Bush Family Member Charged With Prescription Fraud

The president's 24-year-old niece, Noelle Bush, faces a prescription fraud charge after allegedly trying to buy the anti-anxiety drug Xanax without a doctor's prescription.

Noelle Bush, Florida Gov. Jeb Bush's only daughter, was released from jail Tuesday, one day after after she was arrested at a Tallahassee pharmacy drive-through window while trying to pick up Xanax without a doctor's prescription.

Gov. Bush issued a statement after his daughter's arrest that read, in part: "This is a very serious problem. Unfortunately, substance abuse is an issue confronting many families across our nation."

Dr. Mitchell Rosenthal, founder of the Phoenix House drug treatment program, says the governor's statement rings true.

"There is a huge number of people in America, 4 million people, who are using prescription drugs, painkillers, stimulants and sedatives," Rosenthal said on ABCNEWS' Good Morning America. "This is four times as many people who are using heroin. It is a very serious problem."

Dr. Noel Scidmore?

The Tallahassee pharmacist, Carlos Zimmerman, told police he had received two messages on the store's voicemail from someone identifying herself as "Dr. Noel Scidmore." The caller left a detailed prescription for Xanax for Noelle Bush.

Zimmerman called the doctor's answering service to confirm the prescription, and a colleague of Dr. Scidmore responded to Zimmerman's call.

"Dr. Wickstrom called me back indicating that Dr. Scidmore is moving and isn't really practicing now, and said it was a fake and to bust her," Zimmerman said in a statement to police.

Prescription Drug Fraud a Common Problem

Candy Tsourounis, assistant clinical professor at the University of California at San Francisco's School of Pharmacy, said the issue of prescription drug fraud is nothing new. "Often a doctor's prescription pad is stolen and the person in need has someone write out the prescription as if it were real," she said. "Other people attempt to phone in a prescription to a pharmacy, impersonating a nurse or physician. Unless the person doing the impersonating is really clever, most people would suspect something," she said.

Xanax, the brand name of the drug Alprazolam — which is in a class of drugs called benzodiazepines — was approved by the Federal Drug Administration for treating anxiety in 1981. According to Llyod Wells, vice president of the child and psychiatry department of the Mayo Clinic, it is a "highly addicting drug" if used regularly.

Though some people can become addicted in a short period of time — a couple of weeks — most people would have to be taking it over a long period of time," he said. "But I do think doctors are explaining the risk of Xanax addiction with their patients."

According to doctors at the FDA, the risk of dependence and its severity is greater in patients treated with high doses — more than 4 milligrams a day — for more than eight to 12 weeks.

Wells said people should talk to their physician if they feel they are becoming dependent on the drug. There are many other treatments available to people who suffer from anxiety, he said.

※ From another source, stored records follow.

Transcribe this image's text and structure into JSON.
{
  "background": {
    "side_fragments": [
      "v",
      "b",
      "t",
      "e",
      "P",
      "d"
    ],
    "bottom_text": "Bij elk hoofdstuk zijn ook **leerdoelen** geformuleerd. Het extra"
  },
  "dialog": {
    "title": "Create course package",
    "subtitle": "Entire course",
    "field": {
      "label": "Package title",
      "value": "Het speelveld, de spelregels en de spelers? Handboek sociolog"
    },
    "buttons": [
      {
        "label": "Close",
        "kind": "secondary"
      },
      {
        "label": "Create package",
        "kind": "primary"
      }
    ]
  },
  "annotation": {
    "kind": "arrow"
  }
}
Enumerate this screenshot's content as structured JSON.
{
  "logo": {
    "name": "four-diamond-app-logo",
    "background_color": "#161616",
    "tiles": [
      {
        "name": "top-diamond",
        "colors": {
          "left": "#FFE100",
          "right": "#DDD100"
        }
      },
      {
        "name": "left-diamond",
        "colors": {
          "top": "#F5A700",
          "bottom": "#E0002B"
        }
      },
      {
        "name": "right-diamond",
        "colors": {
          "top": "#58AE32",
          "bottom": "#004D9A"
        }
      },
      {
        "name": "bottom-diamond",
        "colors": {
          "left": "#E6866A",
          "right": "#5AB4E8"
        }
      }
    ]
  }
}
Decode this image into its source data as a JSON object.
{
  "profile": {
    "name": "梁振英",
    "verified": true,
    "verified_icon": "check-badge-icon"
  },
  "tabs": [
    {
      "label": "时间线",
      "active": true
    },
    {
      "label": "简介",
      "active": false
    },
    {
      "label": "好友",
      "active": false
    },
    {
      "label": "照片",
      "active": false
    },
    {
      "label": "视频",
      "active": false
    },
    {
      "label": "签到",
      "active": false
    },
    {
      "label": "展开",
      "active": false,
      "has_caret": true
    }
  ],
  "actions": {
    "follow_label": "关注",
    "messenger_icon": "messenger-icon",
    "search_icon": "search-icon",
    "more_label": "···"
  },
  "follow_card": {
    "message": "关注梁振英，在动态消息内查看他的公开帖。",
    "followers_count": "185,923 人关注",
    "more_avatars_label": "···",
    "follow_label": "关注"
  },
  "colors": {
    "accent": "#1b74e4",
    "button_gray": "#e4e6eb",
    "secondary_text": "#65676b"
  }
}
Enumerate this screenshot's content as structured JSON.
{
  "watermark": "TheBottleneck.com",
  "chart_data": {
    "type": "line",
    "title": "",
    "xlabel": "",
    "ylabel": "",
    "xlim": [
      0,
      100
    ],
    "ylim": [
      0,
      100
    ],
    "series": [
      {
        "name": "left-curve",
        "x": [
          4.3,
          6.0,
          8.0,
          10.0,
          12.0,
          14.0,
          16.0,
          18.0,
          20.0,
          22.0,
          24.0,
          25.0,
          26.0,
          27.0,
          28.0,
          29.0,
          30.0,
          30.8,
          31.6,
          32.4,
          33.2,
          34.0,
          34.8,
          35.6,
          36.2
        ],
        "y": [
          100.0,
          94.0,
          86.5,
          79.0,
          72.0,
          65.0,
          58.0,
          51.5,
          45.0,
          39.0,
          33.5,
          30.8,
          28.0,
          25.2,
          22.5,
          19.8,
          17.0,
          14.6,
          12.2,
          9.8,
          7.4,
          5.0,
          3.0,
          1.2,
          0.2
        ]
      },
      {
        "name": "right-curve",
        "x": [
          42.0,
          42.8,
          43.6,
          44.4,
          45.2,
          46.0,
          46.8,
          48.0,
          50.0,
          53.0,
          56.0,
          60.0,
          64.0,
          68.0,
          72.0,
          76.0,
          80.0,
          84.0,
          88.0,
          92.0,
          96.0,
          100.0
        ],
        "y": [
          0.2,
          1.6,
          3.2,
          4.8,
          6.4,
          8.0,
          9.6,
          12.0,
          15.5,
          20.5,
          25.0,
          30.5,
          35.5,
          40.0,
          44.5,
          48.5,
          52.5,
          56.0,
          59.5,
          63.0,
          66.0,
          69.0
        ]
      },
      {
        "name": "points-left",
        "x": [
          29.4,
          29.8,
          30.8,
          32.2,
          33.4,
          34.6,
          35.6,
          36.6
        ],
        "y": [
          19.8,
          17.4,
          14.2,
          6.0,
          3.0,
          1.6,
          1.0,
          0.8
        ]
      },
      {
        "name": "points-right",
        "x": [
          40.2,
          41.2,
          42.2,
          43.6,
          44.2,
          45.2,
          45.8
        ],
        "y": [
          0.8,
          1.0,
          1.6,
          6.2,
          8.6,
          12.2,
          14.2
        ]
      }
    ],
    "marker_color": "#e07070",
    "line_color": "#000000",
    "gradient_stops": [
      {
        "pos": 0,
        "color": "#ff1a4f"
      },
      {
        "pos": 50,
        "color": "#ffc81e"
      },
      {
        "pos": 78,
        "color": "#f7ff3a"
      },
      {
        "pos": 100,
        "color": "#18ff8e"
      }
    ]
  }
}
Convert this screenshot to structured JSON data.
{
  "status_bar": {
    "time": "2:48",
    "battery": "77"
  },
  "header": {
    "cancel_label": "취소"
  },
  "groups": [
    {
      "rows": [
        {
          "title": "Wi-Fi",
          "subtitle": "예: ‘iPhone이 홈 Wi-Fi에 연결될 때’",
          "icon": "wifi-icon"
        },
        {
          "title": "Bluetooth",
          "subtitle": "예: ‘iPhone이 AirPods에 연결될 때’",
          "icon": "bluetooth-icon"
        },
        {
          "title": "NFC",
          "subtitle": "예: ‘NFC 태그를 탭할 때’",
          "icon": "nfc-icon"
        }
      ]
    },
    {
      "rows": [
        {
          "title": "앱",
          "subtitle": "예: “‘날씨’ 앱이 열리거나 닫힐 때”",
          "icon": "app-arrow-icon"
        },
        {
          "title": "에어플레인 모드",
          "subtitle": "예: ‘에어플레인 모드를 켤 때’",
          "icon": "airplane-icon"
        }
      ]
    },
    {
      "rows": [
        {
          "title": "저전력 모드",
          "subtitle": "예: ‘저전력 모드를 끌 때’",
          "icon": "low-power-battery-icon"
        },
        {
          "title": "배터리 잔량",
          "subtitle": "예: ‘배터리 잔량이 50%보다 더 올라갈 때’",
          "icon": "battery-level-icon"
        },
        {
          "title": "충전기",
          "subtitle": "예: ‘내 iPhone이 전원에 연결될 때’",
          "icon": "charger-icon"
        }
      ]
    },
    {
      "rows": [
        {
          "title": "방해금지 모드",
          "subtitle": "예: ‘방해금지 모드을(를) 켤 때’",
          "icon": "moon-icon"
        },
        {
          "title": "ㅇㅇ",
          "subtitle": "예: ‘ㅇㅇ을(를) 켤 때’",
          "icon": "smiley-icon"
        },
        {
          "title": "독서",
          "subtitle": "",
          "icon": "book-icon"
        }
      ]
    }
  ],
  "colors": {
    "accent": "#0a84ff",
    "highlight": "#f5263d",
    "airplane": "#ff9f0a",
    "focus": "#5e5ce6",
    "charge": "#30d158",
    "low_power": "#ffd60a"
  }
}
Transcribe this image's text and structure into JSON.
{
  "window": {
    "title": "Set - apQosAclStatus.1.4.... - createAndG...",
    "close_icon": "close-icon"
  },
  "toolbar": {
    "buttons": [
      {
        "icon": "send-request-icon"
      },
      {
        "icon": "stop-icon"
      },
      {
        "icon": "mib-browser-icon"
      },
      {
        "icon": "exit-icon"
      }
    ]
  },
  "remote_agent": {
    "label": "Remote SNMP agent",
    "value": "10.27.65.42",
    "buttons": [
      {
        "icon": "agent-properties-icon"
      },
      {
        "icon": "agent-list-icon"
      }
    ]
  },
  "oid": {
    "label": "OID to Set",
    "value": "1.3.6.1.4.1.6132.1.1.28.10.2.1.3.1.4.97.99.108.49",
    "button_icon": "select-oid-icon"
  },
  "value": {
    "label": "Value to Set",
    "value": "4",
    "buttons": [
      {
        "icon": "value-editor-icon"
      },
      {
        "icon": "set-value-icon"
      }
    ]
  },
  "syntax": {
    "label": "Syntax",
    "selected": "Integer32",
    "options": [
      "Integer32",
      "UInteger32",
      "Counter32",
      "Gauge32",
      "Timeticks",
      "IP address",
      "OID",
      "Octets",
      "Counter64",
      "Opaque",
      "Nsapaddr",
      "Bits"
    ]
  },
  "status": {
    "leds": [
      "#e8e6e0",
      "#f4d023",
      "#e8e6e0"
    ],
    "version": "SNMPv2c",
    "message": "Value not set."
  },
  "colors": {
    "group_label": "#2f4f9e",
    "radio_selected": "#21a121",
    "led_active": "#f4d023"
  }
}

Saddened Family

In his statement, Gov. Bush said: "Columba [Bush's wife] and I are deeply saddened over an incident that occurred last night involving our daughter Noelle."

Noelle Bush told police she did not call the pharmacy pretending to be a doctor, and that the prescription had been obtained lawfully about a week earlier. Police said she admitted that the contact number left on the voicemail was that of her second home phone line. She will be arraigned Thursday on the prescription fraud charge.

Noelle Bush, who has two brothers, graduated from Tallahassee Community College and attended Florida State University during the 2000-2001 academic year. The university's registrar told The Associated Press she is not registered there this year.

The Bush family had said previously, after Jeb Bush's unsuccessful 1994 campaign for Florida's governorship, that one of their children struggled with a drug problem. They did not say whether it was Noelle or one of her brothers.

ABCNEWS.com's Maryann Bennett contributed to this report.